Thousands of patriotic Malaysians converged at the Padang Merdeka (Independence Square) in Kota Kinabalu (Sabah's state capital) to help the Nation celebrate its Golden Jubilee on the night of 30th August 2007, the eve of the 50th Anniversary of her Independence. (The Federation of Malaya achieved Independence from Britain in 1957 but teamed up with the Crown Colonies of Singapore, Sabah and Sarawak to form Malaysia in 1963. Although Malaysia came into being officially only on 16th September 1963, August 31 has since generally been accepted as the new country's Independence date whereas Sept 16 is celebrated as Malaysia Day or, in the case of Sabah, the Governor's birthday as well.)

Sabah Chief Minister, Datuk Seri Musa Haji Aman led his State Cabinet members and the huge crowd in shouting Merdeka as the Jalur Gemilang (Malaysian flag) was raised at the stroke of midnight. The people started arriving at the padang as early as 5pm and there was an air of carnival and festivity as they were entertained by local artistes including Sabah singers who made it to the finals of reality talent show over the last few years.

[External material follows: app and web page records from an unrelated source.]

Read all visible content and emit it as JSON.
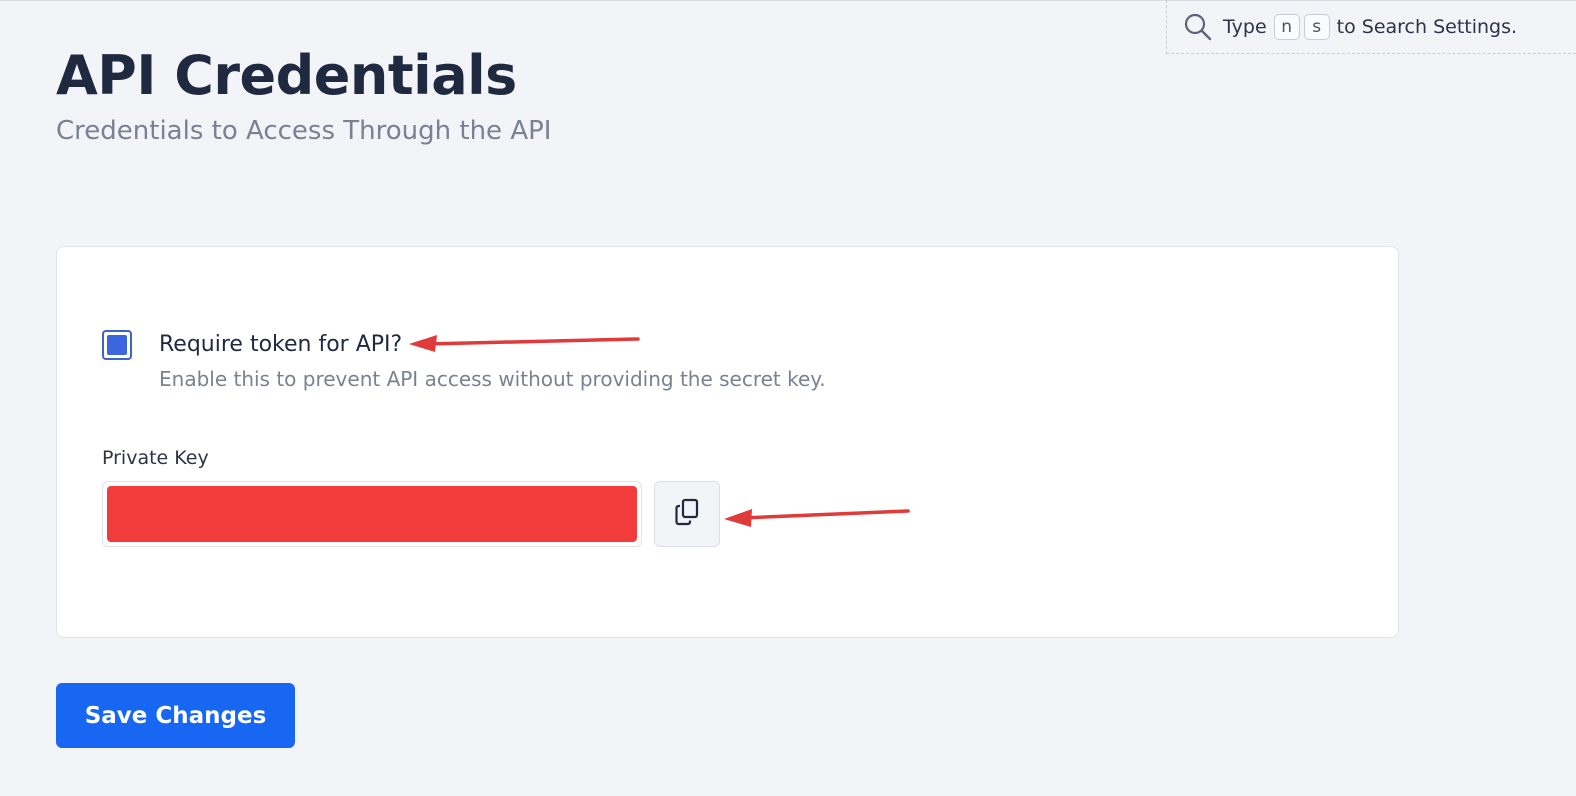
{
  "search_hint": {
    "prefix": "Type",
    "key1": "n",
    "key2": "s",
    "suffix": "to Search Settings."
  },
  "page": {
    "title": "API Credentials",
    "subtitle": "Credentials to Access Through the API"
  },
  "require_token": {
    "checked": true,
    "label": "Require token for API?",
    "description": "Enable this to prevent API access without providing the secret key."
  },
  "private_key": {
    "label": "Private Key",
    "value": ""
  },
  "save_button": {
    "label": "Save Changes"
  },
  "colors": {
    "accent": "#1867f2",
    "checkbox": "#3b66e0",
    "redaction": "#f23c3c",
    "annotation_arrow": "#e03a3a"
  }
}
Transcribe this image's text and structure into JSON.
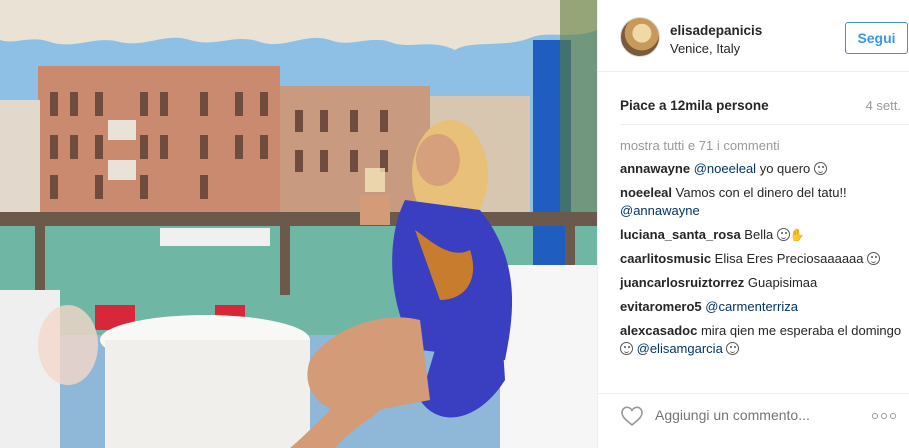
{
  "user": {
    "username": "elisadepanicis",
    "location": "Venice, Italy",
    "follow_label": "Segui"
  },
  "post": {
    "likes": "Piace a 12mila persone",
    "time": "4 sett.",
    "show_all": "mostra tutti e 71 i commenti"
  },
  "comments": [
    {
      "user": "annawayne",
      "mention": "@noeeleal",
      "text": " yo quero ",
      "emoji": "face"
    },
    {
      "user": "noeeleal",
      "text": " Vamos con el dinero del tatu!! ",
      "mention_after": "@annawayne"
    },
    {
      "user": "luciana_santa_rosa",
      "text": " Bella ",
      "emoji": "face"
    },
    {
      "user": "caarlitosmusic",
      "text": " Elisa Eres Preciosaaaaaa ",
      "emoji": "face"
    },
    {
      "user": "juancarlosruiztorrez",
      "text": " Guapisimaa"
    },
    {
      "user": "evitaromero5",
      "mention": "@carmenterriza",
      "text": ""
    },
    {
      "user": "alexcasadoc",
      "text": " mira qien me esperaba el domingo",
      "mention_after": "@elisamgarcia"
    }
  ],
  "footer": {
    "add_comment_placeholder": "Aggiungi un commento..."
  },
  "icons": {
    "like": "heart-icon",
    "more": "more-options-icon",
    "emoji": "smiley-icon"
  },
  "colors": {
    "follow_border": "#4090db",
    "follow_text": "#3897f0",
    "mention": "#003569",
    "muted": "#999999"
  }
}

The climax of the 6-hour show was of course the fireworks after the flag-raising ceremony.

As they say, a picture paints a thousand words. So I'll end my report by providing the caption to the photos above. (For a larger view, please click on an image.):-

Pix 1 - Musa and wife, flanked by his Cabinet colleagues and their wives, leading the crowd in waving the Malaysian flag and singing of patriotic songs. On the Chief Minister's right are deputy chief ministers Datuk Yahya Hussin (in Malay dress) and Datuk Joseph Pairin (in Kadazan dress).

Pix 2 - Tourism and Culture Minister Datuk Masidi Manjun (left) and wife (right) with Sabah singer Linda who was the 1st runner-up in the finals of the 2004 Akademi Fantasia, Malaysia's top reality TV talent search show. Linda is from Ranau, Masidi's constituency.

Pix 3 - Starting them young....These young Malaysians, dressed in their respective traditional costumes, did not want to be left out of the celebrations.

Pix 4 - These teenagers, calling themselves the 5th Generation, were among those who entertained the crowd. On stage for the first time, the newly-formed band are mostly students from the private Seri Insan Secondary School.

Pix 5 - Part of the huge crowd and patriotic Malaysians who thronged the town field since 6pm and stayed on even until midnight after the VIPs left, as the performers returned to the stage.

Pix 6 - This local trio comprising (from left) Velvet, Marsha and Felix were favourites with the crowd. Felix was the 1st runner-up in the 2005 Akademi Fantasia (Fantasy Academy) finals while Marsha and Velvet were finalists in 2005 and 2006 respectively.

Pix 7 - Patriotism knows no bounds, as shown by this disabled young lady in wheelchair (right). This is what I call true patriotism and I think she has put to shame those who preferred to watch the event on TV in the comfort of their homes.

Merdeka! Merdeka! Merdeka!